Jiu Jitsu presents a unique challenge to the human body. Not only are we required to move in novel ways rarely present in other sports, but also prevent others from moving us in dangerous ways. Jiu Jitsu requires us to be proficient from standing, crouching, kneeling, squatting and lying positions. Almost no other sport demands such a variety of body positioning.
It is a challenge to keep a neutral spine while transitioning through each of these positions—from standing to kneeling to lying. At Zenyo, we focus on hip hinging during these movements, and not flexing through the spine, which presents reduces the risk of disabling back pain.
“The spine bends much like a bending rod,” McGill writes in his email. “The discs deform to allow the bending motion. Imagine taking a wire coat hanger and bending it back and forth over and over. Eventually the material will fatigue and break. The spine experiences the same cumulative effect with repeat bending when combined with high load. Instead lock the back when high loads are created to leverage your opponent or to create a pry motion from a leg-foot or arm-hand contact.”
“Recent investigations into injury mechanisms have revealed that many back training practices actually replicate the loads and motions that cause the parts of the low back to become painful and even injured.
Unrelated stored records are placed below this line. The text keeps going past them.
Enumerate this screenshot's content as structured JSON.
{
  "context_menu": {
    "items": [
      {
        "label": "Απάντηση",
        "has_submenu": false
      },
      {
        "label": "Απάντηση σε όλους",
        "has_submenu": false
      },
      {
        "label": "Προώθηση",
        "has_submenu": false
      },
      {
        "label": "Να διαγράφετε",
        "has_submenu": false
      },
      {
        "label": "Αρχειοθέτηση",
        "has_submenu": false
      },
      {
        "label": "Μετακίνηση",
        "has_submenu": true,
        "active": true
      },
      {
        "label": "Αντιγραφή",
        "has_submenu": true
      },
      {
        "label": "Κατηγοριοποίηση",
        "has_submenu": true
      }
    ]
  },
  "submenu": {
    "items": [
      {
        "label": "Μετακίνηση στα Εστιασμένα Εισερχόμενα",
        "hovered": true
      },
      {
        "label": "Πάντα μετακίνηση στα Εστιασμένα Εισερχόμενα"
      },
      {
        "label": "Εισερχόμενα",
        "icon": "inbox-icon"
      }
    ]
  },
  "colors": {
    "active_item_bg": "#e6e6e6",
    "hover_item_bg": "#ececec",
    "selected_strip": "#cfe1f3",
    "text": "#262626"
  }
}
For example, pain is often triggered with repeated forward flexion motion of the spine in the jiu jitsu athlete more than heavy load. Better skill means less force is required.”
Courtesy Back Mechanic, by Stuart McGill
Building A Strong Back
To build a strong, stable and pain-free back, you need to focus on keeping your spine in neutral. This is easier said than done. In Jiu Jitsu, there is so much going on at once it is easy to lose focus beyond the most instinctual reactions.
Focus requires practice and dedication. “Being mentally aware and engaged in our movement patterns is fundamental in creating pain-free posture and movement. Your success rests in your ability to move mindfully and to be conscious and aware of your movements. Be aware of your spine posture,” McGill writes.
Practice the spinal stability exercises listed below daily. They build muscular fitness, stability and control and equally develop the core muscles that support the back while increasing their endurance.
Lastly, pay attention to how you have learned to exercise over the years. Many of these exercises, like bridging and sit ups, may not best prepare the athlete who becomes sore before they properly train to high levels of proficiency.
“The jiu jitsu athlete generally does better training back muscle endurance, as opposed to strength. For many, it is better to train spine stability rather than stretching to increase range of motion – keep the mobility training for the hips and shoulders.”
With knowledge, focus and practice, you will be on the way to a long and healthy Jiu Jitsu career — and life.
Special thanks to Professor Stuart McGill for taking the time to share his thoughts on back health in relation to Jiu Jitsu.
The Big 3: Exercises For A Strong Back
McGill’s research has found these exercises to be best at building muscular fitness, stability and control.
• The Curl Up
• The Bird Dog
• The Side Plank
• (Advanced exercise: Stir The Pot)